## RECORDED INFORMATION
━━━━━━━━━━━━━━━━━━━━

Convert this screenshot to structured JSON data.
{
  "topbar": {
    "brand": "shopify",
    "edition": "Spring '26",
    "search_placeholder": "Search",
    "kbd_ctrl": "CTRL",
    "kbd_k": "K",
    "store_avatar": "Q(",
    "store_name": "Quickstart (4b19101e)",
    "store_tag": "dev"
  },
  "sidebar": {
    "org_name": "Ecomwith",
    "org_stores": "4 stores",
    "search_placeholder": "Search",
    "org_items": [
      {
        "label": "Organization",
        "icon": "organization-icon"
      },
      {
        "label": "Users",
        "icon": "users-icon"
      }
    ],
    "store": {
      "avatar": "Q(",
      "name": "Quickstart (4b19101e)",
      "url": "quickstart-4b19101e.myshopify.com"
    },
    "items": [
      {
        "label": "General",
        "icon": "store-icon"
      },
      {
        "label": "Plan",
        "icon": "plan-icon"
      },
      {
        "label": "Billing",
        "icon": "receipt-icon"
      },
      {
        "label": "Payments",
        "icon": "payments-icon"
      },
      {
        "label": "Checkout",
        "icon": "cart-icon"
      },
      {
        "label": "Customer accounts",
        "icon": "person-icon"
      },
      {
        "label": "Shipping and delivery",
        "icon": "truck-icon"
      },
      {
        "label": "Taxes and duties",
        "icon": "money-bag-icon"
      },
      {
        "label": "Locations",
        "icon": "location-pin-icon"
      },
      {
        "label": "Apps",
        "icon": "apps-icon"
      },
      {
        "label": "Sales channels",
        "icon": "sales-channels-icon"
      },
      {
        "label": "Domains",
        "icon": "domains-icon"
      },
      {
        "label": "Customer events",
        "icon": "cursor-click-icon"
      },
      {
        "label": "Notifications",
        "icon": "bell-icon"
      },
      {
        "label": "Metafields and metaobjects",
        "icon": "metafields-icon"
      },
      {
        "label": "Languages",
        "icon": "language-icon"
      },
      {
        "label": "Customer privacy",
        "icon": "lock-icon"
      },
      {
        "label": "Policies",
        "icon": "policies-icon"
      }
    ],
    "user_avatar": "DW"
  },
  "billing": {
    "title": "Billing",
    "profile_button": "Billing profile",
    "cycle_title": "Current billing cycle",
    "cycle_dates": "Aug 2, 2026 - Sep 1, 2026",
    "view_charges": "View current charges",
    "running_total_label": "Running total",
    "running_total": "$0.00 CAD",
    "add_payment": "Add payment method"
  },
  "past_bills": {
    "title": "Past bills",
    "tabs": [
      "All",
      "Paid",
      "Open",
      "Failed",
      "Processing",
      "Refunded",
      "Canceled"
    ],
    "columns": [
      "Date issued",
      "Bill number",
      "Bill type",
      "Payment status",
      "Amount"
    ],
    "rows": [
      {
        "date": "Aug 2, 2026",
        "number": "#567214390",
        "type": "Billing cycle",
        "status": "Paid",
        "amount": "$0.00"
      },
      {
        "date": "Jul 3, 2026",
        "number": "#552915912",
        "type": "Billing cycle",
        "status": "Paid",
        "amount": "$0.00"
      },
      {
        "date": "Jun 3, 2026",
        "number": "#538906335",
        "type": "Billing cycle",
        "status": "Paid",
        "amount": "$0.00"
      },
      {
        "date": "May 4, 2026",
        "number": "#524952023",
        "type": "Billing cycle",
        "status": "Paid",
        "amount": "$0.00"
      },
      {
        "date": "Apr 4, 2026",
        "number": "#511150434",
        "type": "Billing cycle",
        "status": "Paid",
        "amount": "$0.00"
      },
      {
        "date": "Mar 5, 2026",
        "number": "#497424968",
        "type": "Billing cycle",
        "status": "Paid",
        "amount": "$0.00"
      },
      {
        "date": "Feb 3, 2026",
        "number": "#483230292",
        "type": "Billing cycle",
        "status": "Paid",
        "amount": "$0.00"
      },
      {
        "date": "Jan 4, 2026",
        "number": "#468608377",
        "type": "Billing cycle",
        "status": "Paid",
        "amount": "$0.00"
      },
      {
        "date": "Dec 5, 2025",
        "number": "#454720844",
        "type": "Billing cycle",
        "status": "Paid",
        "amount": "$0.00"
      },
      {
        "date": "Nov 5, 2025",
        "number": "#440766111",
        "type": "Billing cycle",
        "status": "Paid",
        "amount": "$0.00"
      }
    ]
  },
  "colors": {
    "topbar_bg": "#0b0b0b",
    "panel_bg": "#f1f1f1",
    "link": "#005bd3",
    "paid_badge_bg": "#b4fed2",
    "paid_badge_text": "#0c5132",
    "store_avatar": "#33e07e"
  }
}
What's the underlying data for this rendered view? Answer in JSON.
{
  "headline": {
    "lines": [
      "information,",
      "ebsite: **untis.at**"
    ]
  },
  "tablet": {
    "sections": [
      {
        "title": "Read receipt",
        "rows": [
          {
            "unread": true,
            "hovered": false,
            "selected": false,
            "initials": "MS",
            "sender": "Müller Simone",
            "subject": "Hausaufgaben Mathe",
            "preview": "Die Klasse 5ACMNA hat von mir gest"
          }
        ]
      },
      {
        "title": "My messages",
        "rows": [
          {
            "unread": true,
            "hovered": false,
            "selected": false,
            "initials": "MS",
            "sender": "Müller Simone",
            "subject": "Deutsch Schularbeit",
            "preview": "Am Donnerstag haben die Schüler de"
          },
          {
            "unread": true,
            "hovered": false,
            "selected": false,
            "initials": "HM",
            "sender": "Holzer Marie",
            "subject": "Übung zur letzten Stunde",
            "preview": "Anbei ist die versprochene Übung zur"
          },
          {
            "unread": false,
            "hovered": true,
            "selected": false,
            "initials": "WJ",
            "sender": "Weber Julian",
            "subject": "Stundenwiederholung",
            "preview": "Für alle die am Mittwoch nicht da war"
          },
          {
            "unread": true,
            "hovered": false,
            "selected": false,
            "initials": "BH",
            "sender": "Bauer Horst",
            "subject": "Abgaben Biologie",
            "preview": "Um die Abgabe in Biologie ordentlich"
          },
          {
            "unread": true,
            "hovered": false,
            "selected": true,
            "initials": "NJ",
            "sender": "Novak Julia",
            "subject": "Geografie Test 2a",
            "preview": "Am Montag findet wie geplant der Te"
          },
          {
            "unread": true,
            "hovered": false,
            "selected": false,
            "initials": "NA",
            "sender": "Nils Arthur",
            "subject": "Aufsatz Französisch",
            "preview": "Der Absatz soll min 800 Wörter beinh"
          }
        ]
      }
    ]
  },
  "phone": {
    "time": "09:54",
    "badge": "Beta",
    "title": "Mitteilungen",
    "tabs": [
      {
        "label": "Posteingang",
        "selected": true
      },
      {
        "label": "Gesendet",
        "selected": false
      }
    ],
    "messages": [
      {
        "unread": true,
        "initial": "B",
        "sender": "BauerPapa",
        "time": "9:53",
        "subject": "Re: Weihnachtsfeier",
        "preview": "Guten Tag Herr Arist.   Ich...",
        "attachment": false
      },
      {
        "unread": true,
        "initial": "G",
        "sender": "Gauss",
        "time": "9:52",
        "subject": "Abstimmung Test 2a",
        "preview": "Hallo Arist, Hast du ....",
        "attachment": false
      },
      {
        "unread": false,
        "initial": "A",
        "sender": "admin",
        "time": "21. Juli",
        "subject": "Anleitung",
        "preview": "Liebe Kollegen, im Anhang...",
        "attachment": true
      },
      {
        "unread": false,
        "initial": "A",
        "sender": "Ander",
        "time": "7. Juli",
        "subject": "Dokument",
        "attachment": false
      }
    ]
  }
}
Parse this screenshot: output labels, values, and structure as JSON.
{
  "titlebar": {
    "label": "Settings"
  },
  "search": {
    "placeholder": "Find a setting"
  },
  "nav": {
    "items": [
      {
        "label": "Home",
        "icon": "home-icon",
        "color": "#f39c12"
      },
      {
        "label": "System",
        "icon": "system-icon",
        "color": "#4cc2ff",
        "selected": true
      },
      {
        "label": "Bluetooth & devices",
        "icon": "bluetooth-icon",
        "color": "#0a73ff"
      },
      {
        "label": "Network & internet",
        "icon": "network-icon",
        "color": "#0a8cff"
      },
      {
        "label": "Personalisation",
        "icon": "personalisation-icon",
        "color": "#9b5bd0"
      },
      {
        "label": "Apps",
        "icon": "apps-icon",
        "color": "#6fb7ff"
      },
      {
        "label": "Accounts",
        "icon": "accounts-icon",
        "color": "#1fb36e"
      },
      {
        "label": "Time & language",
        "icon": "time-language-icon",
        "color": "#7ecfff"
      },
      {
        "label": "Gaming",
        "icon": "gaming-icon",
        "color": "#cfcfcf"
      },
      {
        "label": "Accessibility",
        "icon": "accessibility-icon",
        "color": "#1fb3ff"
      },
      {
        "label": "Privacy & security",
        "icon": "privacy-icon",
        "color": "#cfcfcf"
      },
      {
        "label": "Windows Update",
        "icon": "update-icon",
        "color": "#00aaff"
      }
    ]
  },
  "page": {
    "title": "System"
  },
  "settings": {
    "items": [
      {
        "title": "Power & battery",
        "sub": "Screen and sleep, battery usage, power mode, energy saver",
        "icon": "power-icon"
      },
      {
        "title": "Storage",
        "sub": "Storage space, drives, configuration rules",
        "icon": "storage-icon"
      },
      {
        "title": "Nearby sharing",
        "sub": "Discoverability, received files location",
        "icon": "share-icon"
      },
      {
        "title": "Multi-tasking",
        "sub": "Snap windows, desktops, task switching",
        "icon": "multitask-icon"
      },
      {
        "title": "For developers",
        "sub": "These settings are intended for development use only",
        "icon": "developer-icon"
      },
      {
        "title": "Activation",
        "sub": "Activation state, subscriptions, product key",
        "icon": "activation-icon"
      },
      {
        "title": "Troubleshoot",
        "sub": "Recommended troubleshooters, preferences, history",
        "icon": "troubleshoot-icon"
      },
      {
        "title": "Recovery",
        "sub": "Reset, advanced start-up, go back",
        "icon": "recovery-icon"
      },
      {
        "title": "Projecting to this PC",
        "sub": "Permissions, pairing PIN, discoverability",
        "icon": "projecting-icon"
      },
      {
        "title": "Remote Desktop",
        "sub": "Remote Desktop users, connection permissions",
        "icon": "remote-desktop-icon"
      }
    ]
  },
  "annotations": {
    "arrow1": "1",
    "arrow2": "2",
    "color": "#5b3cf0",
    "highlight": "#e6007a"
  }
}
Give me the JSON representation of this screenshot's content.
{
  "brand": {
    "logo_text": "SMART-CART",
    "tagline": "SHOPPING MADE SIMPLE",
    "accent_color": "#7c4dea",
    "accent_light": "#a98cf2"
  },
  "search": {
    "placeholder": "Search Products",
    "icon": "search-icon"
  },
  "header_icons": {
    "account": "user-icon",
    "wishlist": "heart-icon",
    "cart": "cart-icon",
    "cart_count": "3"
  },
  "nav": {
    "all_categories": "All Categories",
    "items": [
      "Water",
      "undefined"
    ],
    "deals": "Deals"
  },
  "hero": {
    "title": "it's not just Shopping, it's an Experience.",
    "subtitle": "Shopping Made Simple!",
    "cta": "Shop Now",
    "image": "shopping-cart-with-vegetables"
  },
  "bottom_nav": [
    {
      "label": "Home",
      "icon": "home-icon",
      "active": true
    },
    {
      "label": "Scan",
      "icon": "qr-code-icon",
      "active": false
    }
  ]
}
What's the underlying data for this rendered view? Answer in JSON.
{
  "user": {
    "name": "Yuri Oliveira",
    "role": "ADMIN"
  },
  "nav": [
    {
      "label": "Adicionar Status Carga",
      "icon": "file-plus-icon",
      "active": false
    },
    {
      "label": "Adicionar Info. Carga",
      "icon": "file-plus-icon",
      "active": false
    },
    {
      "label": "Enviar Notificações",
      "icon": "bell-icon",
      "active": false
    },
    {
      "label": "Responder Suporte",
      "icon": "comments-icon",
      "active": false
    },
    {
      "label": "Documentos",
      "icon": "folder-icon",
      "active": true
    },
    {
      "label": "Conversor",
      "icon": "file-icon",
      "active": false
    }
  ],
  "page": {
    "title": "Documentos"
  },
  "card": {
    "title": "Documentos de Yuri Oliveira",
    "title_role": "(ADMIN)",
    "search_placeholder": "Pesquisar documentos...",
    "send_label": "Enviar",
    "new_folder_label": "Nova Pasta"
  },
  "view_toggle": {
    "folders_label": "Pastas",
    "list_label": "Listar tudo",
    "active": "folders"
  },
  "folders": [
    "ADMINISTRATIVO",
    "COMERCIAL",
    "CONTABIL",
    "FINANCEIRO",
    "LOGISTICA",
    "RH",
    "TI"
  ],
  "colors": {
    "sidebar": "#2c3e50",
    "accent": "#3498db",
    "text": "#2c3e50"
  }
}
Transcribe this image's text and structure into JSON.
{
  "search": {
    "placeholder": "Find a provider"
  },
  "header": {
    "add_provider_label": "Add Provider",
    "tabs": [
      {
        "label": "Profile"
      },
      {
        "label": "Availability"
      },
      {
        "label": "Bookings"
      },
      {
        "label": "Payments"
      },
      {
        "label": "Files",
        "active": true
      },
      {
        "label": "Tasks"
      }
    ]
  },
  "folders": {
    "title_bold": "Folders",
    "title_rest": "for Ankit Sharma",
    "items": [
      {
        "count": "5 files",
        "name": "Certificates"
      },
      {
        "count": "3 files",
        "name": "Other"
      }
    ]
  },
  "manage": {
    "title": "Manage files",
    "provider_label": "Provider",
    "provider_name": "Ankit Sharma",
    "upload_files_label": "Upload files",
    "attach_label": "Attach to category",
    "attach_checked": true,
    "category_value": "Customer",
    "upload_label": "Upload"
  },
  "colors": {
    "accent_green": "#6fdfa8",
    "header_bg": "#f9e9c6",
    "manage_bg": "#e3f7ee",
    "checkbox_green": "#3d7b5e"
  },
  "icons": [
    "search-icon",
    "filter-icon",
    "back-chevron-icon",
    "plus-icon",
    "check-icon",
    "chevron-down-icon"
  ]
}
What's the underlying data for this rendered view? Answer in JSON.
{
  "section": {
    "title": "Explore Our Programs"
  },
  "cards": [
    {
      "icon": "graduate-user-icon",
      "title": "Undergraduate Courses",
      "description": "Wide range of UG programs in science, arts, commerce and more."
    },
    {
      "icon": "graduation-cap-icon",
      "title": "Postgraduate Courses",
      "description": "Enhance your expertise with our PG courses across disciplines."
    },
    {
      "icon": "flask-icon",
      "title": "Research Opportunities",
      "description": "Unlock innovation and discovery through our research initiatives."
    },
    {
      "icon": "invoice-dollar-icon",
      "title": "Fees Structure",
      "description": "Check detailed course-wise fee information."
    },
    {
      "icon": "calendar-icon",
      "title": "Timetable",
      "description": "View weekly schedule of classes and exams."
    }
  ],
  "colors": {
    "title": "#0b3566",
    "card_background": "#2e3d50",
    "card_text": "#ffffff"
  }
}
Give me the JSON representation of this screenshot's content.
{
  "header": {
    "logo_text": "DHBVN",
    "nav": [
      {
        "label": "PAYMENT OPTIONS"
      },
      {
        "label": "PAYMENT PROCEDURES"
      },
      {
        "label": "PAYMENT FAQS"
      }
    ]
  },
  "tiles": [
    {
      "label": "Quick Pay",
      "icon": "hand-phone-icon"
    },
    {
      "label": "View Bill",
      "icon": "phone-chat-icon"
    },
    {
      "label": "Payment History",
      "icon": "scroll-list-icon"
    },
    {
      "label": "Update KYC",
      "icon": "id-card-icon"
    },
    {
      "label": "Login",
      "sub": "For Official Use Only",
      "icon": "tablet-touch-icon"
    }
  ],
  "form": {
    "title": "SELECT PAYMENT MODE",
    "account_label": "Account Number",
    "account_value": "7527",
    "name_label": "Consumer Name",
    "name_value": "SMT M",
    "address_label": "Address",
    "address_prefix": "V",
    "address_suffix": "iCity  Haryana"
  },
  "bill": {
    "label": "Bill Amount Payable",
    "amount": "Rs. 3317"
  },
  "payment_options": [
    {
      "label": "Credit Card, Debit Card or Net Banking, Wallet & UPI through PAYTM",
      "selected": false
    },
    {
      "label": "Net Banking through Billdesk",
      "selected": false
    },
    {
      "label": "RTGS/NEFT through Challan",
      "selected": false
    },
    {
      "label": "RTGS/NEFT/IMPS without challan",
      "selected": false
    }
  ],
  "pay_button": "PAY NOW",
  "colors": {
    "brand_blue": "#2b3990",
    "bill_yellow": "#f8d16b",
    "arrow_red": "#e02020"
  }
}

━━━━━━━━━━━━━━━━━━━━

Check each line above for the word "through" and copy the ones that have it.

## SOLVED EXERCISE
      "description": "Unlock innovation and discovery through our research initiatives."
      "label": "Credit Card, Debit Card or Net Banking, Wallet & UPI through PAYTM",
      "label": "Net Banking through Billdesk",
      "label": "RTGS/NEFT through Challan",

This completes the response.